It's a lot easier to be lost than found. It's the reason we're always searching, and rarely discovered--so many locks, not enough keys.
I read Sarah Dessen's latest novel, Lock and Key, and loved it. Seriously, I'm starting to think I should check out more of her books, because each of them is amazing and unique in its own way.
The main character of this book is Ruby, a seventeen-year-old girl who's been abandoned by her mother. At first she tries living alone, thinking no one would be any the wiser, but soon her landlords understand the situation and report her. After a while, Ruby is sent to live with her sister Cora and brother-in-law Jamie. Cora left the family to go to college and never gave news about hersef again, so the relationship between the two sisters is a bit strained, especially because Runy is well determined to make it on her own without accepting anyone's help. Ruby finds herself suddenly in a new world--living in a big house and in a rich neighbourhood, going to an exclusive private school, being able to consider applying to college for the first time.
The main theme of the book is family. Ruby has to do a project about it for school, and struggles to find a definition for the term throughout the book. In the end, that's what she decides:What is family? There were the people who claimed you. In good, in bad, in parts or in whole, they were the ones who showed up, who stayed there, regardless.
Another theme of the book is change. Ruby's condition changes in an instant, from poor girl struggling to make it on her own to rich girl enjoying a number of privileges. Yet it takes much longer to change yourself. As Ruby learns, there's a big difference between being given help and being able to accept it. And sometimes, it takes reaching out to someone else to save yourself.
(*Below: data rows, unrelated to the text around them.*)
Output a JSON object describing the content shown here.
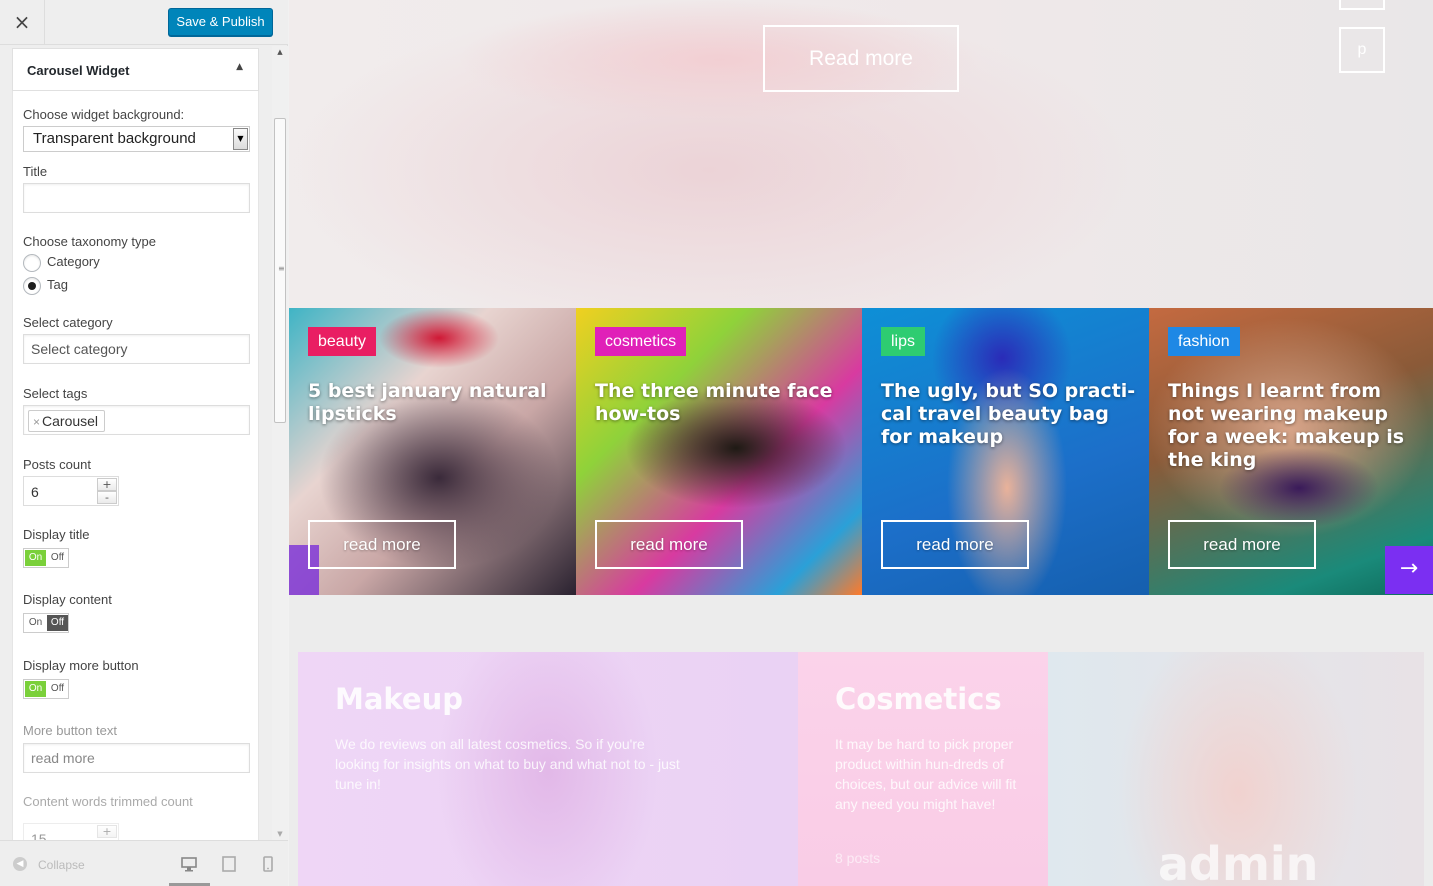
{
  "header": {
    "close_label": "×",
    "save_label": "Save & Publish"
  },
  "widget": {
    "title": "Carousel Widget",
    "collapse_arrow": "▲",
    "background_label": "Choose widget background:",
    "background_value": "Transparent background",
    "title_label": "Title",
    "title_value": "",
    "taxonomy_label": "Choose taxonomy type",
    "taxonomy_options": [
      {
        "label": "Category",
        "checked": false
      },
      {
        "label": "Tag",
        "checked": true
      }
    ],
    "category_label": "Select category",
    "category_placeholder": "Select category",
    "tags_label": "Select tags",
    "tags": [
      "Carousel"
    ],
    "tag_remove": "×",
    "posts_count_label": "Posts count",
    "posts_count": "6",
    "step_up": "+",
    "step_down": "-",
    "display_title_label": "Display title",
    "display_content_label": "Display content",
    "display_more_label": "Display more button",
    "toggle_on": "On",
    "toggle_off": "Off",
    "toggle_states": {
      "display_title": "on",
      "display_content": "off",
      "display_more": "on"
    },
    "more_text_label": "More button text",
    "more_text_value": "read more",
    "trim_label": "Content words trimmed count",
    "trim_value": "15"
  },
  "footer": {
    "collapse_label": "Collapse",
    "devices": [
      "desktop-icon",
      "tablet-icon",
      "mobile-icon"
    ]
  },
  "preview": {
    "hero_button": "Read more",
    "hero_side_letter": "p",
    "carousel": [
      {
        "tag": "beauty",
        "tag_color": "#e91e63",
        "title": "5 best january natural lipsticks",
        "button": "read more"
      },
      {
        "tag": "cosmetics",
        "tag_color": "#e020b8",
        "title": "The three minute face how-tos",
        "button": "read more"
      },
      {
        "tag": "lips",
        "tag_color": "#2ecc71",
        "title": "The ugly, but SO practi-cal travel beauty bag for makeup",
        "button": "read more"
      },
      {
        "tag": "fashion",
        "tag_color": "#1e88e5",
        "title": "Things I learnt from not wearing makeup for a week: makeup is the king",
        "button": "read more"
      }
    ],
    "next_arrow": "→",
    "tiles": [
      {
        "title": "Makeup",
        "text": "We do reviews on all latest cosmetics. So if you're looking for insights on what to buy and what not to - just tune in!"
      },
      {
        "title": "Cosmetics",
        "text": "It may be hard to pick proper product within hun-dreds of choices, but our advice will fit any need you might have!",
        "posts": "8 posts"
      }
    ],
    "admin_label": "admin"
  },
  "colors": {
    "primary_button": "#0085ba",
    "toggle_on": "#7ad03a",
    "arrow_accent": "#7b2ff2"
  }
}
I loved this book. I think Sarah Dessen's writing is equally appealing both to teens and to adults. I'd recommend this book to anyone.